West Stonesdale Lead Mine

Project Profile

Project Title :

West Stonesdale Lead Mine

Client :

Yorkshire Dales National Park Authority

Type of Work :

Building recording, structural assessment and management plan

Project Gallery 

West facing elevation of the engine house   South facing elevation of the engine house  
View along pipe ramp towards engine house   Lime kiln - looking east  
Surveying the engine house   Hand hachuring survey plans  


West Stonesdale Lead Mine, Swaledale

West Stonesdale Lead Mine - tracing the western end of the Blakethwaite Vein

West Stonesdale is a small, nucleated, single-phase mine complex concentrated on the west bank of Startindale Gill (just before it becomes the Stonesdale Beck), a small stream that runs south from Tan Hill to join the River Swale just west of Keld. The mine was operated by Christopher Lonsdale Bradley between 1850 and 1861, and was opened with the intention of working the western extremity of the Blakethwaite vein. The vein was already being worked further to the east, at the head of Gunnerside Gill, where a level extended east from the foot of the West Engine Sump. However, due to issues with flooding, work on this had ceased in 1849; although it was later to reopen under the Blakethwaite Mining Company.

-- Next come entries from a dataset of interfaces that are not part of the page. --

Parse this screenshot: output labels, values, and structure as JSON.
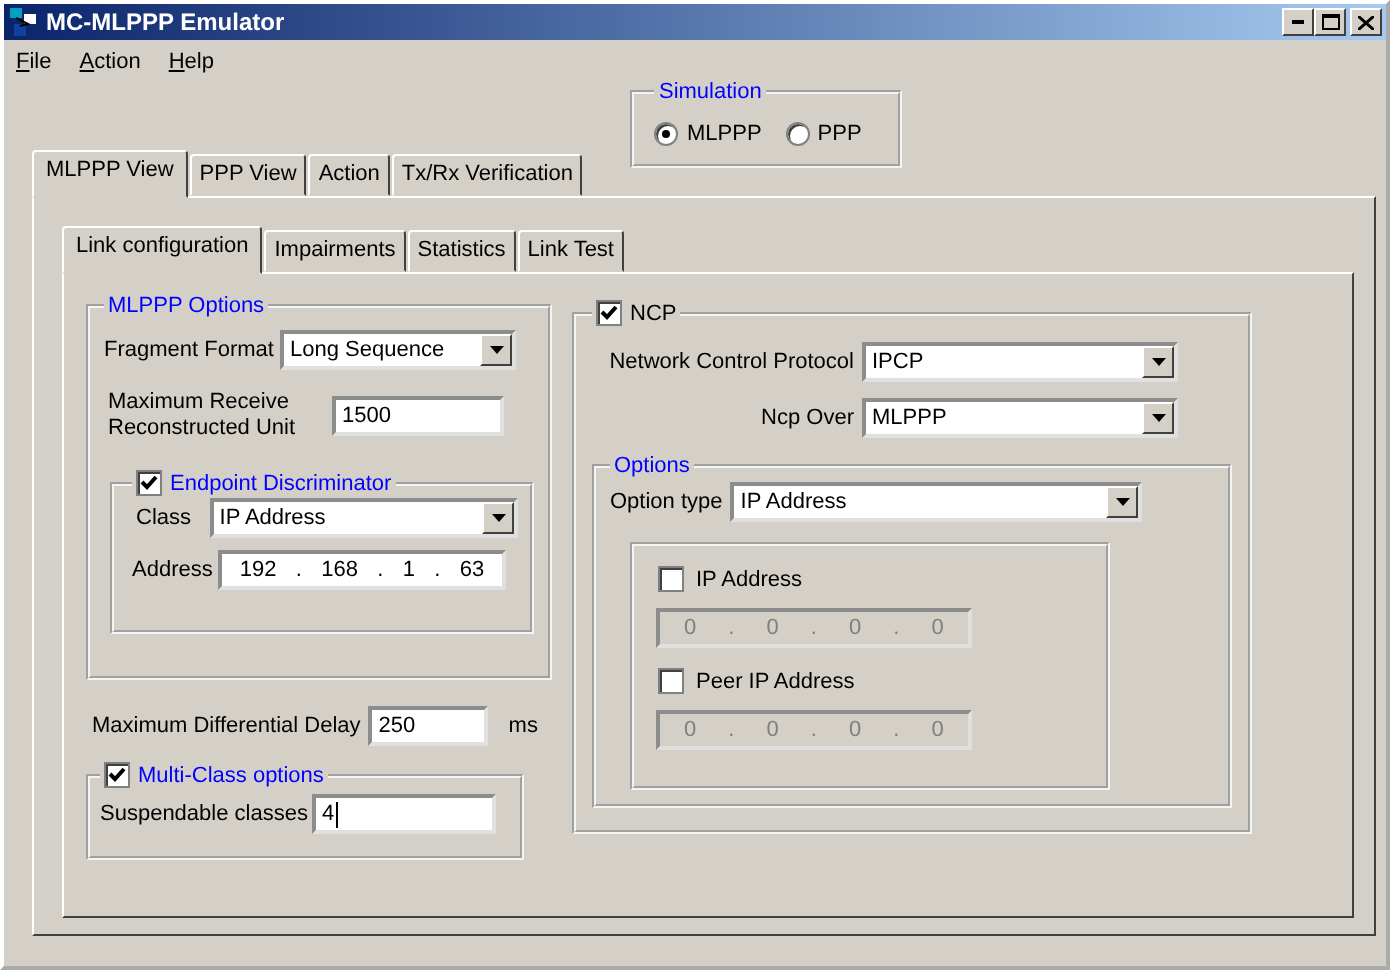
{
  "window": {
    "title": "MC-MLPPP Emulator"
  },
  "menu": [
    {
      "label": "File"
    },
    {
      "label": "Action"
    },
    {
      "label": "Help"
    }
  ],
  "simulation": {
    "title": "Simulation",
    "options": [
      {
        "label": "MLPPP",
        "selected": true
      },
      {
        "label": "PPP",
        "selected": false
      }
    ]
  },
  "tabs": [
    {
      "label": "MLPPP View",
      "selected": true
    },
    {
      "label": "PPP View",
      "selected": false
    },
    {
      "label": "Action",
      "selected": false
    },
    {
      "label": "Tx/Rx Verification",
      "selected": false
    }
  ],
  "subtabs": [
    {
      "label": "Link configuration",
      "selected": true
    },
    {
      "label": "Impairments",
      "selected": false
    },
    {
      "label": "Statistics",
      "selected": false
    },
    {
      "label": "Link Test",
      "selected": false
    }
  ],
  "mlppp_options": {
    "title": "MLPPP Options",
    "fragment_format": {
      "label": "Fragment Format",
      "value": "Long Sequence"
    },
    "mrru": {
      "label": "Maximum Receive Reconstructed Unit",
      "value": "1500"
    },
    "endpoint_discriminator": {
      "label": "Endpoint Discriminator",
      "checked": true,
      "class": {
        "label": "Class",
        "value": "IP Address"
      },
      "address": {
        "label": "Address",
        "octets": [
          "192",
          "168",
          "1",
          "63"
        ],
        "separator": ".",
        "disabled": false
      }
    }
  },
  "max_differential_delay": {
    "label": "Maximum Differential Delay",
    "value": "250",
    "unit": "ms"
  },
  "multi_class": {
    "label": "Multi-Class options",
    "checked": true,
    "suspendable_classes": {
      "label": "Suspendable classes",
      "value": "4"
    }
  },
  "ncp": {
    "label": "NCP",
    "checked": true,
    "protocol": {
      "label": "Network Control Protocol",
      "value": "IPCP"
    },
    "ncp_over": {
      "label": "Ncp Over",
      "value": "MLPPP"
    },
    "options": {
      "title": "Options",
      "option_type": {
        "label": "Option type",
        "value": "IP Address"
      },
      "ip_address": {
        "label": "IP Address",
        "checked": false,
        "octets": [
          "0",
          "0",
          "0",
          "0"
        ],
        "separator": ".",
        "disabled": true
      },
      "peer_ip_address": {
        "label": "Peer IP Address",
        "checked": false,
        "octets": [
          "0",
          "0",
          "0",
          "0"
        ],
        "separator": ".",
        "disabled": true
      }
    }
  }
}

At Stonesdale Moor, the Main Limestone (which usually carried the ore) was deep beneath the surface, making it impractical to drive a level down to it. Therefore, from the outset, Stonesdale was designed to be a shaft mine. Men and equipment, as well as ore and waste rock, were winched up and down the shaft. Pumps, to de-water the underground works, also extended down its length, alongside air pipes for ventilation. Known as the Startindale Shaft, sinking began at a point 740m south of the vein in 1850. At a depth of 45 fathoms (82.30m), in the Undersett Chert, a level was driven 217 fathoms (396.80m) north, where it intersected a workable cross vein which produced some ore. The cross vein was followed for a further 233 fathoms (426.10m) until it intersected the Blakethwaite Vein. The latter vein proved barren at this point, unfortunately, and did not improve after being followed for a short distance in both directions. The mine finally closed in 1861 and was never re-opened.

As a result of this limited phase of use - together with the remote nature of the location - the industrial remains at West Stonesdale are very well preserved, making it prime example of a small mid to late 19th century lead mine. It contains a comprehensive range of features relating to all stages of lead processing (except smelting) including gaining the ore (shaft); drainage (evidence of pumping gear and drainage adit); water management (water wheel and associated leat); hydraulic engine and high-pressured water supply; various channels and drains supplying the dressing processes; power transmission (hydraulic engine and water wheel); transport (head gear and evidence of winder, transportation tracks); dressing the ore (comprehensive arrangement of dressing floors with evidence of running buddle and trunk buddle); site maintenance (smithy); storage (bingsteads and store house), and waste management (spoil tips). Most notably, the mine is one of only a handful of mines in the north of the country to pioneer the use of hydraulic power. In addition, the site also includes a number of agricultural features, associated with the development of late 18th and early 19th century farming in the Dale. These include a very fine and well preserved example of a small, single-arched lime kiln. All of these elements contributed to the site being designated as a Scheduled Monument in 1996.

At the centre of the site are the remains of the shaft head complex and impressive engine house, constructed of massive sandstone blocks. The complex is built into the east facing hill slope, overlooking the beck. The shaft collar is constructed above ground level, being built up from a rock cut platform, and packed on all sides by rubble from the original shaft excavation. Over the past hundred and fifty years this rubble packing has begun to gradually shift downhill, placing considerable pressure on the rear wall of the engine house and causing the structure to bulge out and crack. As a consequence, the structure is believed to be under threat of collapse and has been placed on the Heritage at Risk register.

The Yorkshire Dales National Park Authority commissioned NAA, working together with Argus Ecology (Ecologists) and Structural & Civil Consultants Ltd (Structural Engineers), to prepare an Archaeological Survey and Management Plan for the mine. The primary aim of the project was to assess possible future options for the long-term management of the site, including a potential programme of stabilisation. The report has now been submitted to the Park for consideration.

pdfDownload the West Stonesdale Management Plan here
pdfDownload the West Stonesdale Water Management Survey here

NAA wishes to thank Mike Gill from the Northern Mine Research Society (NMRS) and David Carlisle from the Earby Mines Research Group (EMRG), for all their expertise and help throughout the duration of this project